to India to present a lecture to Tenzin Gyatso, the current Dalai Lama.
The religious leader had asked him to participate in a workshop on
brain science at his compound in Dharamsala, in the foothills of the
Himalayas. The Dalai Lama wanted to learn more about Gage's
explorations at the Salk Institute in San Diego into the adult brain's
ability to generate new cells.
As the spiritual leader of Buddhism, the Dalai Lama was intrigued that
scientists had found evidence that some parts of the brain might renew
themselves throughout life.
This national dialog that is upon us about immigration and undocumented
workers got me to thinking. My paternal grandparents, Dennis and Nellie
Dennehy immigrated, legally, from County Cork, Ireland, Millstreet
town. I loved their brogue. Iâ€™m not sure exactly when they came but
they settled in Bridgeport, Connecticut around 1910. They had one son,
my dad, Edward. Grandpa was a shop steward for Jenkins valves,
Bridgeport. He would regale my brothers and I with stories of the â€œold
sodâ€ and how he came to America.
Early this year, an amateur scholar named Paul J.J. Payack made a reckless, some would say offensive, announcement. By the end of 2006, he claimed, the English language will acquire its 1 millionth word.
This assertion shot like a comet across the world's newsrooms. National Public Radio, CNN, the Sunday Times of London, the People's Daily, the Australian Broadcasting Corp. pounced. Their stories were whimsical, playful, fun.

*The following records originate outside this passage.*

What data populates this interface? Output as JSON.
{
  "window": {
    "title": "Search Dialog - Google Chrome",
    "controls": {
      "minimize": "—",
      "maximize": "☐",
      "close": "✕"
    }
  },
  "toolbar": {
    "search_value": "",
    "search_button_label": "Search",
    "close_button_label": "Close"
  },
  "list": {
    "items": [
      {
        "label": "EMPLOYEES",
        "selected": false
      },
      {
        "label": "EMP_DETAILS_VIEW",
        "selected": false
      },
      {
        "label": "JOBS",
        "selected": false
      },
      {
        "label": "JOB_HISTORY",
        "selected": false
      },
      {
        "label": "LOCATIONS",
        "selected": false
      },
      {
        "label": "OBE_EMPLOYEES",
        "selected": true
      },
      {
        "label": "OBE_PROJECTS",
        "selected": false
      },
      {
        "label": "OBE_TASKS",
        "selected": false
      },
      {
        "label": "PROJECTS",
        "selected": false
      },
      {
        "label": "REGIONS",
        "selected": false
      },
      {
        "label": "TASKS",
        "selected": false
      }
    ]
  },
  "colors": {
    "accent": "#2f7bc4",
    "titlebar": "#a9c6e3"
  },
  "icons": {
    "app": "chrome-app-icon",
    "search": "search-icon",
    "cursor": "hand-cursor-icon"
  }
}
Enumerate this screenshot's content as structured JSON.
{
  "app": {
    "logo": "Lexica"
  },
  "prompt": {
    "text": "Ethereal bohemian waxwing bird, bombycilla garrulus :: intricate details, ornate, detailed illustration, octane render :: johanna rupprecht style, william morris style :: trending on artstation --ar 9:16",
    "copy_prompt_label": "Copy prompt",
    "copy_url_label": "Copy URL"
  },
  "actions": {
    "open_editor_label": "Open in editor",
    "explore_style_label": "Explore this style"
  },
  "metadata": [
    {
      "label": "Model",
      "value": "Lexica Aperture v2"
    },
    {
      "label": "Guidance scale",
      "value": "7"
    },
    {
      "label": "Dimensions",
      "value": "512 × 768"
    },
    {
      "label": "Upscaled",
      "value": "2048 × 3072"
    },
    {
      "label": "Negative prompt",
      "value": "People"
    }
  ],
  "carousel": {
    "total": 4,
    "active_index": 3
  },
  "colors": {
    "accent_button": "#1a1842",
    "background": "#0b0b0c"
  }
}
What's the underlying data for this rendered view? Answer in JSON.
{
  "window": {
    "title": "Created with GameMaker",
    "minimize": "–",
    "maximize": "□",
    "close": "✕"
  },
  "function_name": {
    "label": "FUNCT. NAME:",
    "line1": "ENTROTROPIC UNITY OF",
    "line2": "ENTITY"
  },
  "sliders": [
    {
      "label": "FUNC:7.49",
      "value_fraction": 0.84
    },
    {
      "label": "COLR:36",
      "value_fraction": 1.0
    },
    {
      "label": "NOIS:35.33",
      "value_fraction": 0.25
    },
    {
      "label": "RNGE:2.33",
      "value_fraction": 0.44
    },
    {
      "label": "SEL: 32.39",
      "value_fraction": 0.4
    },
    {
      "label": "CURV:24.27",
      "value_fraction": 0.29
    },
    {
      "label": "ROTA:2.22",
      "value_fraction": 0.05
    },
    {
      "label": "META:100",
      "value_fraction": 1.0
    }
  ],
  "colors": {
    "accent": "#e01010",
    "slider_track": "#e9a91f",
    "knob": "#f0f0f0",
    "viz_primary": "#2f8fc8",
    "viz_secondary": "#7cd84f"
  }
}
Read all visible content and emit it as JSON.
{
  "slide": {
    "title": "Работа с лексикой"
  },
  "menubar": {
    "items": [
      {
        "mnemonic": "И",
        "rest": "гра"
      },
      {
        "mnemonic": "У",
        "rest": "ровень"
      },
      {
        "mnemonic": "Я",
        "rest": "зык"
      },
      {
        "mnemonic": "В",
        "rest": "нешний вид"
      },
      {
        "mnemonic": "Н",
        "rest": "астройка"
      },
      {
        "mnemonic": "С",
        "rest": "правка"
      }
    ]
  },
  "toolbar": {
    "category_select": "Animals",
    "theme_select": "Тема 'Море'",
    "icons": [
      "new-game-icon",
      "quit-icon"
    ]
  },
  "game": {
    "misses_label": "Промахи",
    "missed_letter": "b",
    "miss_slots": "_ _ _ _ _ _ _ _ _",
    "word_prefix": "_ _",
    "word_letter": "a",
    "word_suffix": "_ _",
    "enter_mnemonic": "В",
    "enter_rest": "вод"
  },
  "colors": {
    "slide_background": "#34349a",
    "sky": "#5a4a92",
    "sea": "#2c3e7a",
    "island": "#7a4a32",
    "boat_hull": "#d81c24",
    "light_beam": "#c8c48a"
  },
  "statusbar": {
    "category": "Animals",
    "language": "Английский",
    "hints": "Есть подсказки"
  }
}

Cassandra Stone (Cassy), a second grade student at Ridge Ranch School in Paramus, recently won the grand prize in the national Crayola - Royal Caribbean "Freedom to Explore" art and essay contest. Her grand prize includes an all expense paid seven-night cruise for the family on the Royal Caribbean Cruise Line. Her essay and picture will be reproduced for permanent display on the "Freedom of the Seas," world's largest cruise ship to be launched on May 11th, 2006, at Port Liberty, NJ.